==== Data listing ====
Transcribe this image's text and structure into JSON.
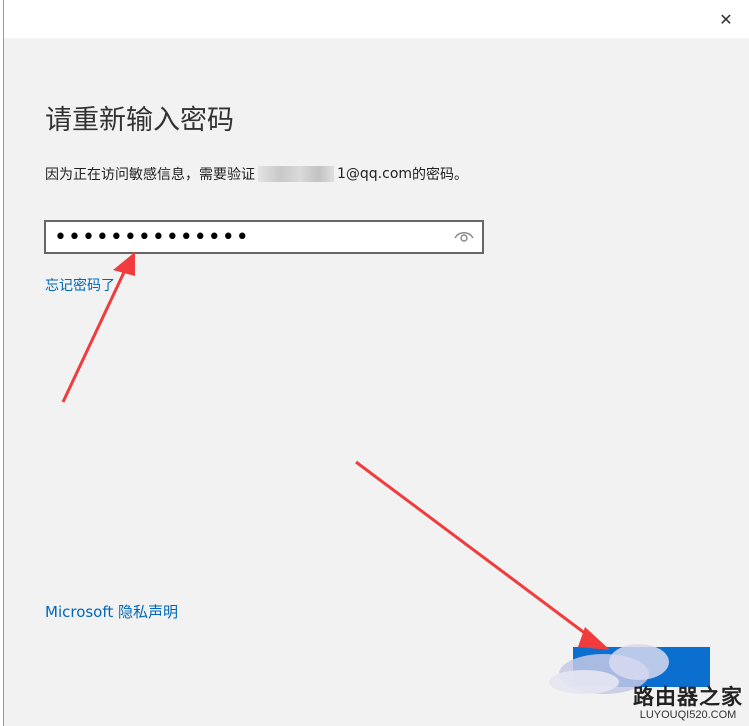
{
  "dialog": {
    "close_symbol": "✕",
    "heading": "请重新输入密码",
    "description_prefix": "因为正在访问敏感信息，需要验证",
    "description_email_suffix": "1@qq.com",
    "description_end": " 的密码。",
    "password_value": "••••••••••••••",
    "forgot_password_link": "忘记密码了",
    "privacy_link": "Microsoft 隐私声明"
  },
  "watermark": {
    "title": "路由器之家",
    "url": "LUYOUQI520.COM"
  },
  "colors": {
    "accent": "#0a6fcf",
    "link": "#0067b8",
    "annotation_arrow": "#f03c3c",
    "window_border": "#33c6c0"
  },
  "icons": [
    "close-icon",
    "eye-icon"
  ]
}
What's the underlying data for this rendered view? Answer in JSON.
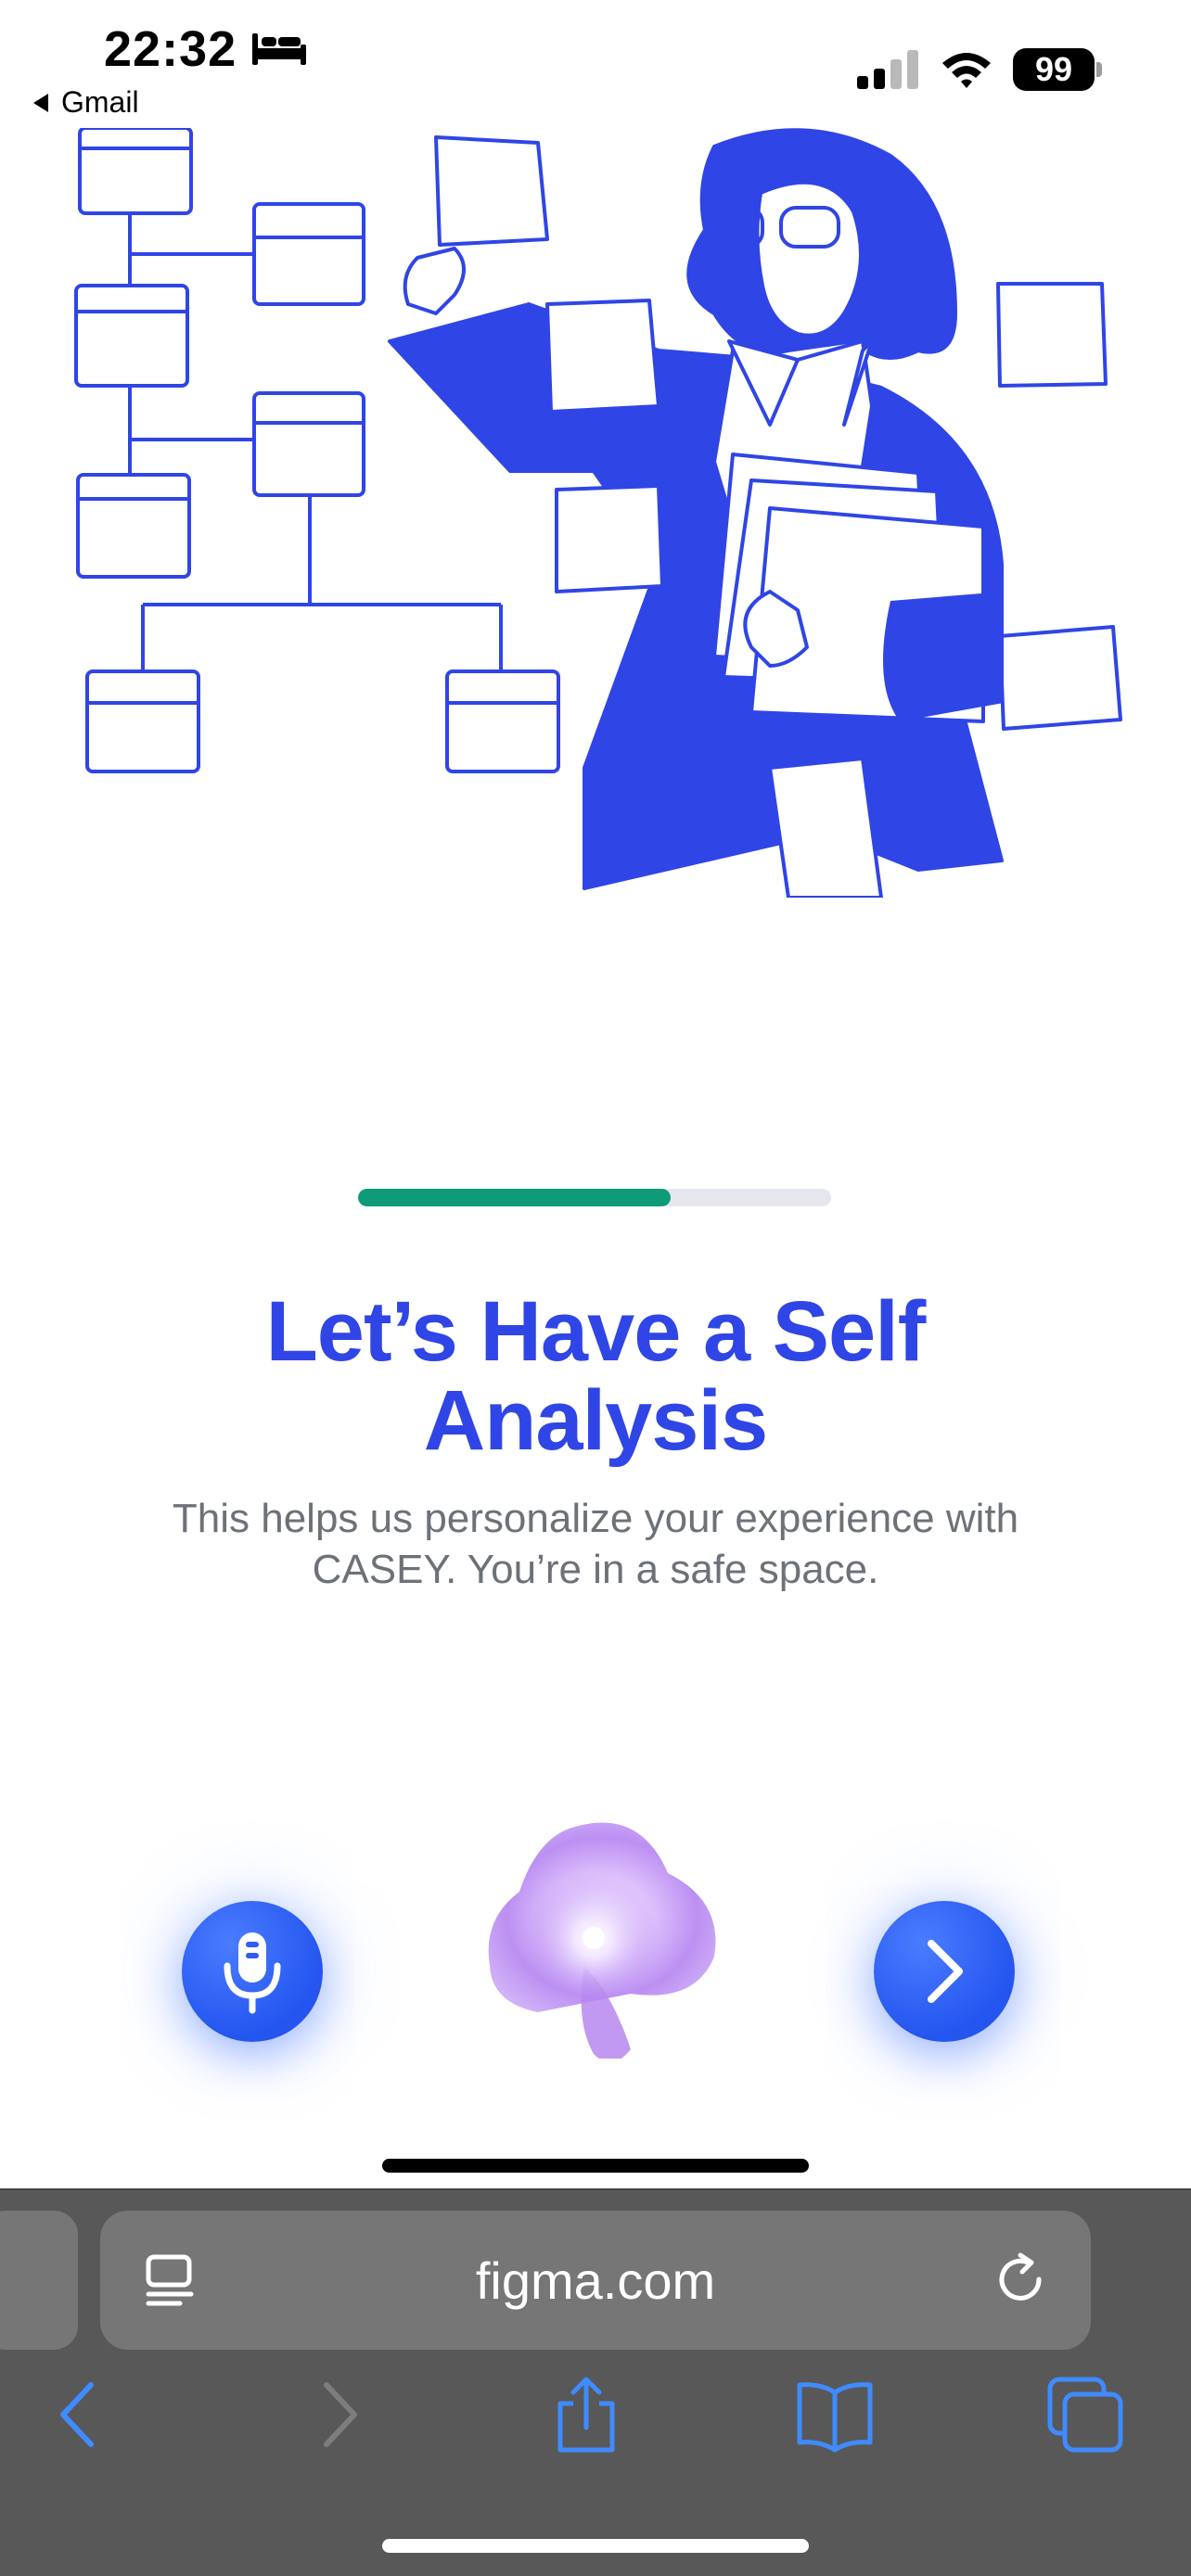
{
  "status_bar": {
    "time": "22:32",
    "back_app_label": "Gmail",
    "battery_level": "99",
    "icons": [
      "bed-icon",
      "signal-icon",
      "wifi-icon",
      "battery-icon"
    ]
  },
  "illustration": {
    "icon": "woman-organizing-cards-illustration",
    "accent_color": "#2f45e6"
  },
  "progress": {
    "fraction": 0.66,
    "fill_color": "#0f9a78",
    "track_color": "#e6e7ee"
  },
  "heading": {
    "title": "Let’s Have a Self Analysis",
    "subtitle": "This helps us personalize your experience with CASEY. You’re in a safe space."
  },
  "actions": {
    "mic_icon": "microphone-icon",
    "next_icon": "chevron-right-icon",
    "orb_icon": "casey-orb-icon",
    "button_color": "#2f5bf2"
  },
  "browser": {
    "url": "figma.com",
    "icons": [
      "reader-icon",
      "reload-icon",
      "back-icon",
      "forward-icon",
      "share-icon",
      "bookmarks-icon",
      "tabs-icon"
    ]
  }
}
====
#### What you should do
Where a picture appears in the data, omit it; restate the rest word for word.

#### Problem solution
Transcribe this image's text and structure into JSON.
{
  "dialog": {
    "close_symbol": "✕",
    "heading": "请重新输入密码",
    "description_prefix": "因为正在访问敏感信息，需要验证",
    "description_email_suffix": "1@qq.com",
    "description_end": " 的密码。",
    "password_value": "••••••••••••••",
    "forgot_password_link": "忘记密码了",
    "privacy_link": "Microsoft 隐私声明"
  },
  "watermark": {
    "title": "路由器之家",
    "url": "LUYOUQI520.COM"
  },
  "colors": {
    "accent": "#0a6fcf",
    "link": "#0067b8",
    "annotation_arrow": "#f03c3c",
    "window_border": "#33c6c0"
  },
  "icons": [
    "close-icon",
    "eye-icon"
  ]
}
What's the underlying data for this rendered view? Answer in JSON.
{
  "status_bar": {
    "time": "22:32",
    "back_app_label": "Gmail",
    "battery_level": "99",
    "icons": [
      "bed-icon",
      "signal-icon",
      "wifi-icon",
      "battery-icon"
    ]
  },
  "illustration": {
    "icon": "woman-organizing-cards-illustration",
    "accent_color": "#2f45e6"
  },
  "progress": {
    "fraction": 0.66,
    "fill_color": "#0f9a78",
    "track_color": "#e6e7ee"
  },
  "heading": {
    "title": "Let’s Have a Self Analysis",
    "subtitle": "This helps us personalize your experience with CASEY. You’re in a safe space."
  },
  "actions": {
    "mic_icon": "microphone-icon",
    "next_icon": "chevron-right-icon",
    "orb_icon": "casey-orb-icon",
    "button_color": "#2f5bf2"
  },
  "browser": {
    "url": "figma.com",
    "icons": [
      "reader-icon",
      "reload-icon",
      "back-icon",
      "forward-icon",
      "share-icon",
      "bookmarks-icon",
      "tabs-icon"
    ]
  }
}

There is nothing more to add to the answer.